No matter how popular the historic town of Berlin becomes, this delightfully utilitarian coffee shop, which began life as a market back in the 1930s, slowly evolving to become an essential morning stop for local farmers and laborers, appears to be unmoved. Open at 5:30 a.m. and sometimes at capacity fairly shortly afterward, you roll in here, before it’s even light out, for classic diner fare, nothing too challenging. Content yourself with a giant cinnamon roll and a cup of coffee, or get the buckwheat hot cakes with smoky applewood bacon, adding on a small bottle of real maple syrup, which you can afford, because the decor here isn’t the only thing that’s retro. Come back at lunch and dinner for hearty pork chop, ham and liver and onion dinners, served with all the fixings; pie is—once again—a thing here, and it is very good.
Hershberger Farm Market
Let us suppose that you have driven here, and will be driving home, a wise idea indeed—now, you can fill up your car with one of everything from one of the most serious farm markets in the region, which means it also has a very good on-site bakery. From jars of chow chow to kettle corn, to black raspberry, elderberry, all kinds of fried pies, sold for $1.80 each if you buy a dozen or more (do it), there’s a lot to choose from—loaves of simple, hearty bread, too, not to mention all of the local produce the season will allow.
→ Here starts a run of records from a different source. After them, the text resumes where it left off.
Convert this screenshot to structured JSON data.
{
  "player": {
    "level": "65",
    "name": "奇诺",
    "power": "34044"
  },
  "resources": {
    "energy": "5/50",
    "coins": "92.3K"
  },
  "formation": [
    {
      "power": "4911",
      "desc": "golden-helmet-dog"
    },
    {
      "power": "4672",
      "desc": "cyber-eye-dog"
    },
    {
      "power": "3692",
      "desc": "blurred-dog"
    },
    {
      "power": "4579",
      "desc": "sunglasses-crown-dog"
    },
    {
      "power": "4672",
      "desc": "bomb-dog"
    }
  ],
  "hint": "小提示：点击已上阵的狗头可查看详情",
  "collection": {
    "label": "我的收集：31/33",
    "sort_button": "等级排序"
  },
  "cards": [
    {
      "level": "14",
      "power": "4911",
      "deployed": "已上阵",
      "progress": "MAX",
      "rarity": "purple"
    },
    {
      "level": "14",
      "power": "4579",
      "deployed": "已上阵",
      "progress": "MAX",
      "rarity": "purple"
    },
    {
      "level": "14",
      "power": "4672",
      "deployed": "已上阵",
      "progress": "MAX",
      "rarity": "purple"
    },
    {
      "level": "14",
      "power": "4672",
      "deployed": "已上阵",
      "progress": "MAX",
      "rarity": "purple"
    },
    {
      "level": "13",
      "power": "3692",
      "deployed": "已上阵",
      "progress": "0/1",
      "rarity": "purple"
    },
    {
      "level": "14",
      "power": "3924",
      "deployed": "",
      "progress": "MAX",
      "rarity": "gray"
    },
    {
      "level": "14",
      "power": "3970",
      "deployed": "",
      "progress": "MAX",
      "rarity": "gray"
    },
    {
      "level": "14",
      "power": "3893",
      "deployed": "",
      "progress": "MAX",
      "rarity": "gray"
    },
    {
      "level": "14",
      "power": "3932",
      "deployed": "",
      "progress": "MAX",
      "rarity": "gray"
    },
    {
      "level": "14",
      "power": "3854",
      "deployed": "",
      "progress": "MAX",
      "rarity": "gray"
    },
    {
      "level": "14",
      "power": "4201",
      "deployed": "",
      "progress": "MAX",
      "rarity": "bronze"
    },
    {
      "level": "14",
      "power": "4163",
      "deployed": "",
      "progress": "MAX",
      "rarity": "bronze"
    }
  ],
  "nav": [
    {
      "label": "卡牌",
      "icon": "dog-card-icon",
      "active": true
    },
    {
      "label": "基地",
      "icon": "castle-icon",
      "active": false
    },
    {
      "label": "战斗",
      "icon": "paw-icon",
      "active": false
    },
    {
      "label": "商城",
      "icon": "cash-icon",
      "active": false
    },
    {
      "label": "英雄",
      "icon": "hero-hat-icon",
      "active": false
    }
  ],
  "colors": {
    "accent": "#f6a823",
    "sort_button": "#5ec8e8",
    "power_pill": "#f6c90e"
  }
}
Stop by and say hello to the farm animals on your way out.
If you’ve been to Holmes County before, or any Amish Country, really, you’ve probably been burned once or twice by those olde world country stores selling off-the-rack product you don’t need, you know the kind, the local equivalent of those hideous jewelry stores crowding every cruise port in the Caribbean. Walking into this rather vast chocolate emporium, you may ask yourself, what am I in for, and the answer is only good things. Since 1987, and you can watch the makers hard at work if you head down the side hallway to the candy kitchen, Coblentz has been producing some rather spectacular product, starting with the sort of milk chocolate that all American milk chocolate wants to be, when it grows up and gets serious. The difference really shines through, no matter what you taste, but this is Ohio, so start with the peanut butter-filled Buckeyes, a favorite regional treat.
Red Mug Coffee
Plain folk are known for abstaining from many of the popular vices, but coffee is most certainly not among them. If you’d like to join them in a morning cup, this modern local roaster and café just around the corner from Mrs. Yoder’s is a fine choice; the coffee here, roasted capably in small batches just up the road, is quite easily the best in the county.